Jeremy shrugged. “Unless they’re being unfairly sentenced. I mean, there are actually still more white people in the country than all the minorities combined. But look around.” Jeremy nodded toward the general population gathered in the yard behind them. “In here, there are a lot more of them than us.”
“You’re one of those dumbfuck liberals, aren’t you?”
Wes immediately used his arm to push Jeremy behind him, shielding him with own body. “You’re the only one around here who’s allowed an opinion, I take it.”
“And who are you? His bodyguard? Or his faggot butt buddy?”
When Jeremy looked down to see Wes’s clenched fist, he grabbed hold of his forearm with both hands, tugging in order to drag him backward. “Wes, no. Not worth it!”
“You better watch your fucking mouth.”
“Or what? Gonna have your boyfriend here beat me with his purse?”
That was when Jeremy released Wes’s arm and stepped back. The haymaker landed on the side of Mr. Know It All’s jaw with such force it echoed like a shotgun blast. Immediately an outburst of gasps and shouts erupted as inmates from all around the yard charged toward the scene. Wes nailed him a second time in the nose with a wicked left jab, then again with another right. Flailing his arms in a ridiculous, futile manner, Know It All stumbled backward and fell to the ground. Raising both hands to cover his bloodied nose, he cried out, shouting something unintelligible.
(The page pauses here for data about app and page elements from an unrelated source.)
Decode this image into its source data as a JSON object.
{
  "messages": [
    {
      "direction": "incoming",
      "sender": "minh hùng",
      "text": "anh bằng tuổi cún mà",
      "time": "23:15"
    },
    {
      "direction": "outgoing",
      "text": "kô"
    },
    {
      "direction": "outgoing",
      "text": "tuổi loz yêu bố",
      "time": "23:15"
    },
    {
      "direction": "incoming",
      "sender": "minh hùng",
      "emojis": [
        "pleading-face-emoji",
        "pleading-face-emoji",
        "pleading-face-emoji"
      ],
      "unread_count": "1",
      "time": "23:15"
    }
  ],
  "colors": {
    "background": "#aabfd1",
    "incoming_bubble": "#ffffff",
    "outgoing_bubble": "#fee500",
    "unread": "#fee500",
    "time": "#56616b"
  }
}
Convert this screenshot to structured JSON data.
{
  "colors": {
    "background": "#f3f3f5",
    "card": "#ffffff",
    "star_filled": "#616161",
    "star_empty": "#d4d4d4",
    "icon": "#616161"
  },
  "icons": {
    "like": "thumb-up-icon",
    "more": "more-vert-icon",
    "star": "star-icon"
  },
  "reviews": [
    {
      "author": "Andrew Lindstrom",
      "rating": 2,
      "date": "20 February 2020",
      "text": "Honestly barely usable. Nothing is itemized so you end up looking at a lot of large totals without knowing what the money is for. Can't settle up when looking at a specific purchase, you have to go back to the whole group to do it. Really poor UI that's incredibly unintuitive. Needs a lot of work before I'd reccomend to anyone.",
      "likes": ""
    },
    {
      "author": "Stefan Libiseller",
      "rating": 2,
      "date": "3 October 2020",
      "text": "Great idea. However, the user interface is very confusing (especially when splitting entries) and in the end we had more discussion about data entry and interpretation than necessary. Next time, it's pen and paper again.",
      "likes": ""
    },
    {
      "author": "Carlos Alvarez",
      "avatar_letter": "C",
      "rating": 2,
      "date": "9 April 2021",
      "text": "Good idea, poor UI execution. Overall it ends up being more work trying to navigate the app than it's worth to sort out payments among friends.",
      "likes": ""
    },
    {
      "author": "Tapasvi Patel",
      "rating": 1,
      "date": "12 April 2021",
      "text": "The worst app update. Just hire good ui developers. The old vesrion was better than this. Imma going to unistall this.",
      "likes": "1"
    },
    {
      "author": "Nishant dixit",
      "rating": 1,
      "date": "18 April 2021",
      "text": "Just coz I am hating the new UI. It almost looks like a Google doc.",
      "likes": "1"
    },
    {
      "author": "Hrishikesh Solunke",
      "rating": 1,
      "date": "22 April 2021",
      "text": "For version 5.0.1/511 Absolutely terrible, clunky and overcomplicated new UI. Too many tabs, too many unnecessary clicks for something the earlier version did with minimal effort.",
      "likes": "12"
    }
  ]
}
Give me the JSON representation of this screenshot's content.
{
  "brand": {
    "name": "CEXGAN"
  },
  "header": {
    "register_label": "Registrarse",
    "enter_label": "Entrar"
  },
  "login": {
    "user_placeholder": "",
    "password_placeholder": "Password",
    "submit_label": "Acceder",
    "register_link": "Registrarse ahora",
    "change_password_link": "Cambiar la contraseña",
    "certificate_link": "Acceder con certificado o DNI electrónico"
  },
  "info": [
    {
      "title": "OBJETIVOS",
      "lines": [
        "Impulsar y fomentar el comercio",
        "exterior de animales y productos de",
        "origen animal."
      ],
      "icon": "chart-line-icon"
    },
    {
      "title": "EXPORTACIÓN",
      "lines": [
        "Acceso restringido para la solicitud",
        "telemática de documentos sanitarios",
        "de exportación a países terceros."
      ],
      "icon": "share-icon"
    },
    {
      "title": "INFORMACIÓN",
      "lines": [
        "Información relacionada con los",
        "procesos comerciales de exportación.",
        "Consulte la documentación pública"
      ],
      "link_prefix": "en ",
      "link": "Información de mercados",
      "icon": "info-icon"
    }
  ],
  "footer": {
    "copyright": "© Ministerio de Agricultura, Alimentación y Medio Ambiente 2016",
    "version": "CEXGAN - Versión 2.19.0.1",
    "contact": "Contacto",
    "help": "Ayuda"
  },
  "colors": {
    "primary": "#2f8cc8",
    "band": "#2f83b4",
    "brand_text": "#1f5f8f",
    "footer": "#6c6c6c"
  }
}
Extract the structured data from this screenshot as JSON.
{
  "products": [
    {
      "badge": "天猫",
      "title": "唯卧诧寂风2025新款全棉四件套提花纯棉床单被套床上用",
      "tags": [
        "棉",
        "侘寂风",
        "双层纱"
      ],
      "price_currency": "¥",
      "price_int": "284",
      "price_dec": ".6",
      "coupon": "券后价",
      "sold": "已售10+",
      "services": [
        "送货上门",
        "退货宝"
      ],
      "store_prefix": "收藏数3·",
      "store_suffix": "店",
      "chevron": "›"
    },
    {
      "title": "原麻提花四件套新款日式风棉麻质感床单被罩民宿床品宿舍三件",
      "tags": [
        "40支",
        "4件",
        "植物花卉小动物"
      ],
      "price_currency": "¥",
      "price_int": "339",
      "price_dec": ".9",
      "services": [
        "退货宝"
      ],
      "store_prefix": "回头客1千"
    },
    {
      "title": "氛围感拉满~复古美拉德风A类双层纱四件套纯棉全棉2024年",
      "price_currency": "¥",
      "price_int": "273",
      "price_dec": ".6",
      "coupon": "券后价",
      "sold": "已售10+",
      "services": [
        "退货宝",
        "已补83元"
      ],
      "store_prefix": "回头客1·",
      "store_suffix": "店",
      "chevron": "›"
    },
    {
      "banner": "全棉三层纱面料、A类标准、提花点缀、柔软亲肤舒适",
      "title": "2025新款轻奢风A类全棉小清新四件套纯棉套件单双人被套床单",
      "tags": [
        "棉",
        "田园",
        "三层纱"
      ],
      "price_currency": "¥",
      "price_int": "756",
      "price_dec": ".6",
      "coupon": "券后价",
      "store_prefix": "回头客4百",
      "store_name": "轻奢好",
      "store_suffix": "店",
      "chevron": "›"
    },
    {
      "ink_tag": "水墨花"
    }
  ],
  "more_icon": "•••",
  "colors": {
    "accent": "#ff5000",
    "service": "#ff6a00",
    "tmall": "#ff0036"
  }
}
“No, wiseass. I wouldn’t want my boyfriend damaging his purse with your ugly fucking face!”
By the time a CO arrived, Wiseass had managed to rise to his feet with the assistance of a couple spectators. When the guard pushed his way through the crowd, ordering the inmates to back off, the skirmish was over.
“I must have tripped,” the bloody-faced inmate lied.
Of course, not one of the two dozen or so other witnesses had seen a damn thing, especially not Wes or Jeremy. The sight of Wes’s scraped bloody knuckles didn’t seem to faze the officer, either. “What did he do, trip and fall into your fist with his face?”
“Something like that.” Wes smirked.
“Hate to have to toss you into the hole for fighting.”
“I’d hate that, too, officer. We’re all friends here.”
You didn’t rat on anyone in prison, not even your worst enemy, not even the guy who just beat your face in. What you did, instead, was get even, if you could. Wes obviously wasn’t worried about this mouthy dildo exacting revenge. As well connected as Wes was, he could easily have the dude taken care of. The bloody nose and humiliation would probably suffice.